I know I did have a Phlomis tuberosa ‘Amazone’, but I can’t talk about that as it has disappeared from the scene. This has happened once before, so it may be telling me something. But a tall, slender Phlomis cousin is doing very well and producing lots of little ones that I am busily potting up. Phlomis ‘Samia’ is spectacular. Upright, statuesque spikes with paired heart-shaped leaves are then joined by pale lilac, almost dusty brown flowers in the classic Phlomis whorled shape. It takes a while to get going in my view, and absolutely prefers hot, sunny spots with poor soil, and no additional water than whatever turns up as rain. It really doesn’t need good soil and would risk getting too wet in the winter which would kill it. So I would recommend ignoring good soil requirements on many sites and in many books.
Olivier Filippi, the topclass nurseryman and author on dry gardening, produced a hybrid bred from longifolia and fruticosa stock, and it is a superb plant. Phlomis ‘Le Sud’ has a warmer yellow flower than fruticosa and more vivid green leaves with a hint of longifolia about them, and makes a mound just a bit more than a metre high and wide. It is as tough as old boots but much prettier. Very drought resistant, evergreen, undemanding.
And another phlomis that I fell over, and am also fond of, which is, I think, going to be a little smaller in habit than ‘Le Sud’ is Phlomis longifolia var. bailanica. It is often described as being only marginally hardy, but I would agree with Beth Smith of the Plant Heritage Devon Group. She describes it as being hardy to -15C. You can see her own photograph on the link which shows the longer, slimmer leaves better than mine.
If you would like a more exotic tint to your foliage, you could try this.

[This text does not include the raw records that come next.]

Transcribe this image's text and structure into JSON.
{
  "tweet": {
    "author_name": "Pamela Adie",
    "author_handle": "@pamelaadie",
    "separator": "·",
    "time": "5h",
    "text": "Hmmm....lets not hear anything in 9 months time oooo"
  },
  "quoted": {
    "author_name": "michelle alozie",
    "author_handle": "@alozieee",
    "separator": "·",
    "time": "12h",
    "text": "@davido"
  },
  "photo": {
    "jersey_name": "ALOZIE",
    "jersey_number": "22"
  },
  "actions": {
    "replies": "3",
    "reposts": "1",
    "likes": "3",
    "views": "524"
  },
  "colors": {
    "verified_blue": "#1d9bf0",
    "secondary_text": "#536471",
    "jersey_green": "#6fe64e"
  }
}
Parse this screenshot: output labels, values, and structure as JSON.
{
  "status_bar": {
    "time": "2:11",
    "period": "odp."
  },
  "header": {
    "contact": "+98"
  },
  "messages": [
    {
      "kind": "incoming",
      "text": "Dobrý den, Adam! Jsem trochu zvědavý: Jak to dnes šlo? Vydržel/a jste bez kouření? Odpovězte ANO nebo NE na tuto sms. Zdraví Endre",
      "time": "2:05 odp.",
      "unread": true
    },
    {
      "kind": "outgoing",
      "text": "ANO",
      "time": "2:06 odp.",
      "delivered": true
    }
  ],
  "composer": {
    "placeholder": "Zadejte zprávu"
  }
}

This tall phlomis, Phlomis x termesii, with a very upright habit, has wonderful golden-kissed felting on the young foliage, and longer, slimmer longifolia type leaves. I bought this from Olivier Filippi’s nursery three years ago and it gets better every year. Recently, from the new owners of La Petite Pepiniere, I bought my smallest Phlomis. Phlomis cretica is a tot by comparison with the others, and doesn’t look much right now, but I know it will come good to make a small shrublet of about 0.5m high and wide. It is a tiny star in the making.